- Show your work as you go. Use %%=v(@variablename)=%% to display the value of your variables. It is a lot easier to find where the process breaks down when you can see what is going on behind the curtain. Once you have confidence that it is doing what you want, then remove the variable views and plug it into your email.
Seriously, there are so many ways to accomplish the same thing. HowToSFMC.com recently did a challenge with the song “Baby Shark.” They asked people to use AMPscript to print the words of “Baby Shark” on the screen. The challenge was to do it in the fewest number of characters. They had over 100 different solutions get submitted. There were so many entries that they broke the entries into 3 categories to judge –
- Simplicity – The concentration in this category was how easy it is to pick up and read the code. This includes adding comments, using more ‘basic’ and understandable functions, as well as formatting it in a clear and readable way.
- Innovative – For innovation, the challenge was to come up with the most unique or ‘out of the box’ approach to output the Baby Shark lyrics in the specified format. However, you had to keep in mind that complexity alone does not equal innovation. Efficiency and elegance were also a consideration in this category.
- Efficiency – The efficiency category was based solely on the character count. The challenge to the community was to output the full lyrics in a specific format with as few characters as possible. ‘Hacks’ and abnormal structures that go against best practice were allowed and encouraged – the end result was all that mattered.
At the end of the day, they all did what was asked of them – they got the song stuck in your head. Oh, was that just me? Seriously though – they all published the words of baby shark on the screen. Heck, there were even a few entries that not only published the words of the song on the screen, but they also did so in the shape of a shark. (See below) – To see all the winners check out HowToSFMC.com’s post about “Baby Shark AMPScript Challenge Winning Solutions.”
So take my advice –
- You do You! Be kind to yourself as you learn. You will get faster. The code will get optimized. It just takes time and a lot of practice.
- Don’t fight the syntax – If you aren’t sure – look it up. There is no harm in looking it up – and it will save you lots of frustration. (Trust me on this one) If you find yourself looking up the same thing over and over – write it out on a post-it note. After a while, you’ll find you don’t need that post-it anymore.
- Keep it simple whenever possible and add comments when you can’t
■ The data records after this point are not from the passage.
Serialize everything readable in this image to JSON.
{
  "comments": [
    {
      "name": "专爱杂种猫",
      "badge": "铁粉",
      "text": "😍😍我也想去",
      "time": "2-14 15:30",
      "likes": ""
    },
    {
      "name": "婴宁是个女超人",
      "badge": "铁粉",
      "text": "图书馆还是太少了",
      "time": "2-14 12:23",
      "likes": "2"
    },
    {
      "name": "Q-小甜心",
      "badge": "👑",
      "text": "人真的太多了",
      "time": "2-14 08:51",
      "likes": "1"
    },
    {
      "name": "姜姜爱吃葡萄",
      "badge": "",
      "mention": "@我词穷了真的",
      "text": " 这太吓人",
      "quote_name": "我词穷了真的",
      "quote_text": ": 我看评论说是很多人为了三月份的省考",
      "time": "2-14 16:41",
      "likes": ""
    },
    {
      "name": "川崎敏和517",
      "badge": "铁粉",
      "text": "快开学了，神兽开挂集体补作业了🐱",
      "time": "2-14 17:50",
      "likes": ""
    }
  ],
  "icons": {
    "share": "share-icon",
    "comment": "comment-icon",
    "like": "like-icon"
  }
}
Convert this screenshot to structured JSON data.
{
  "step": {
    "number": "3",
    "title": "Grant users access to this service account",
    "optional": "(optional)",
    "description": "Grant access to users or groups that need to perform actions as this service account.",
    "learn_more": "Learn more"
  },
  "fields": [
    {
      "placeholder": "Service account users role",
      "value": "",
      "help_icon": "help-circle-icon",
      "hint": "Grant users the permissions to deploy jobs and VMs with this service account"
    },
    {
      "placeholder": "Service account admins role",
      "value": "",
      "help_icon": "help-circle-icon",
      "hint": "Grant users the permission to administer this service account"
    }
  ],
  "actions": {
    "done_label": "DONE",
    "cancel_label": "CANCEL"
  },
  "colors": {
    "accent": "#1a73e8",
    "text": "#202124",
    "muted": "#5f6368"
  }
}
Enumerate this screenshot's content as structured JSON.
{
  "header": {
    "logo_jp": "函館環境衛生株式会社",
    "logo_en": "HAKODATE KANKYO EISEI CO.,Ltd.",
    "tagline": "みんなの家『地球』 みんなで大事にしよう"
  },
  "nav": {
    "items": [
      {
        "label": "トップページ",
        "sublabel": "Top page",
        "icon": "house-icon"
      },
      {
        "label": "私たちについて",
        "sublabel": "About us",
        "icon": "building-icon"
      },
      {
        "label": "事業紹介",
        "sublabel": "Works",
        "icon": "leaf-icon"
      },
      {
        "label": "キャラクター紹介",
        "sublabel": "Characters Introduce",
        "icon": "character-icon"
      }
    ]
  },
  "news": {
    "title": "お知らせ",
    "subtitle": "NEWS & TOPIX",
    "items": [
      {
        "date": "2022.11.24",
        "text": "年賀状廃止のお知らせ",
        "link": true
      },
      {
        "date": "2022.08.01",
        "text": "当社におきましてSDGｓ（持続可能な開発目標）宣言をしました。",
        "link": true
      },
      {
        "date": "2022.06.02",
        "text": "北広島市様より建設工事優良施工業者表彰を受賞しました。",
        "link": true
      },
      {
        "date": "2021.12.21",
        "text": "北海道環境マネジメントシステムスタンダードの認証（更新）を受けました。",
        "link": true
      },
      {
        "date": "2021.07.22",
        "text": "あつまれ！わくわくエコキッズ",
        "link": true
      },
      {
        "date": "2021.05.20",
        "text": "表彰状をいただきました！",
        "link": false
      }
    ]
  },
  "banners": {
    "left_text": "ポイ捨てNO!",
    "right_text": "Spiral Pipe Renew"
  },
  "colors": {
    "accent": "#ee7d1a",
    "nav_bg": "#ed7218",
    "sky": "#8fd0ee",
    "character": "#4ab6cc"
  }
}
- If you see a code example and don’t know what it does, go through each function and add a comment about what that function does. (This is the fastest way to learn about other things you can do– Remember you have to know WHAT you want it to do before you start trying to write it)
- Keep at it.
- Don’t give up.
- Reach out here or via one of the many options listed on the resource page if you need help.
And most important – be kind to yourself. It’s a whole new universe to explore.